As you can see in the above picture, the last blue triangle is still hanging unattached. So in this step, you will be picking up 6 stitches along the outer edge of the triangle as you did for the right side rectangles.
Row 1: Pick up 6 stitches, knit them and turn (right side)
Row 2: Purl the first 2 stitches together (P2tog), then purl the rest of the stitches (4) and turn
Row 3: Knit all the stitches and turn
Row 4: Like in row 2, begin with a P2tog, knit the other stitches and turn
Row 5: knit all the 4 stitches and turn
Row 6: P2tog, purl the next 2 stitches and turn
Row 7: Knit the 3 stitches and turn
Row 8: P2tog, purl the only remaining stitch and turn
Row 9: Knit the 2 stitches, turn
Row 10: Purl the 2 remaining stitches together, do not turn. There will be only one stitch left on the right needle; you will be working with it in the next step

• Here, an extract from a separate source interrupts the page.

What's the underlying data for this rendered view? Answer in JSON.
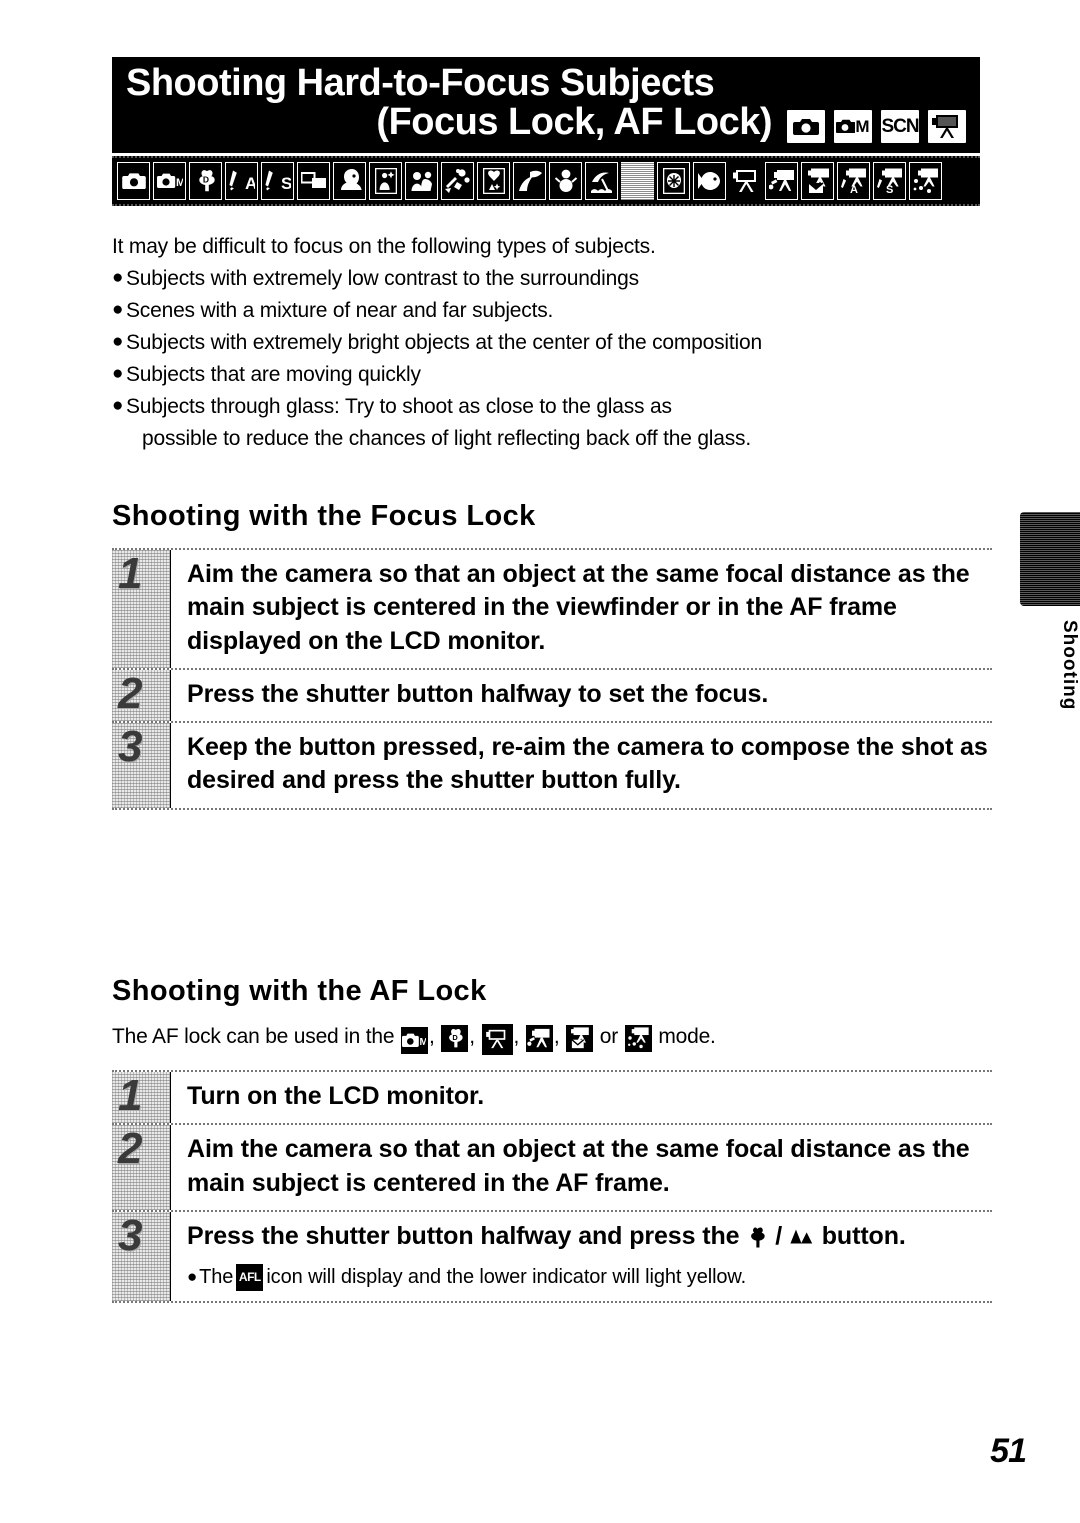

Now that the left side triangle is complete, it is time to start working on your wrong side rectangles.
For the wrong side rectangles:
In this step, you will be picking up only 5 stitches instead of 6 (as you did in all the earlier stages) because you already have one stitch left from the earlier step.
Row 1: Pick up 5 stitches and purl them (wrong side) so you have a total of 6 stitches on the right needle
Row 2: Knit all the 6 stitches and turn
Row 3: Now, purl the first 5 stitches on your left needle and then purl the next 2 together to join the first wrong side rectangle with the rectangle below and turn
Row 4: Knit and turn
Now, repeat from row 2 until the new 6-stitch set eats up all the stitches from the rectangle from the tier below
Do not turn your work to knit once you purl the sixth stitch and the last stitch from the rectangle below together.
Then pick up 6 stitches and begin working from row 1 again until you have worked the last stitch from the last rectangle from the tier below. Unlike the first rectangle, you will need to pick up 6 stitches for the rest of the rectangles. The row of wrong side rectangles will look like the picture below:
Once the wrong side row is complete, you need to work another right side rectangle row, as you did earlier, before you can proceed to the bind off triangles.
For the bind off triangles:
Until now, you have been working with 6 stitches for all the triangles and rectangles. However, in the bind off row, you will be working with 6+1 = 7 stitches at a time.
Row 1: Pick up 6 stitches and purl them so you have a total of 7 stitches on your right needle (counting the 1 stitch you had from the last right side rectangle), turn (wrong side)
Row 2: Now purl the first 2 stitches together and then purl the next 4 before purling the next 2 together (to join the first bind off triangle with the rectangle below) and turn
Row 3: Knit all the stitches and turn
Row 4: As you did in row 2, P2tog, purl the next 3 stitches and then P2tog, turn
Row 5: Knit and turn
Row 6: P2tog, purl 2 and again P2tog, turn
Row 7: Knit the 4 stitches and turn
Row 8: P2tog, purl 1, P2tog and turn
Row 9: P2tog twice as there are only 4 stitches on your right needle. At this point you will one stitch left on your left needle from the rectangle below, turn
Row 10: Purl all the 3 stitches together (P3tog)
Your first bind off triangle is now complete. Now repeat from row 1 to 10 until you bind off all the stitches. You can avoid turning your work so many times by just knitting and purling backwards if you are comfortable with it.
You have knit your entrelac sample and now you are ready to use this amazing pattern in a real knitting project
Once you excel in this flat pattern, you can go ahead and try entrelac in the round, which is commonly used for textured beanie hats, bags and stylish dishcloth. You might skip the side triangles when knitting in the round to make the pattern more even. Another beautiful variety often used for knitting scarves, baby blankets and cushion covers is the seamless entrelac.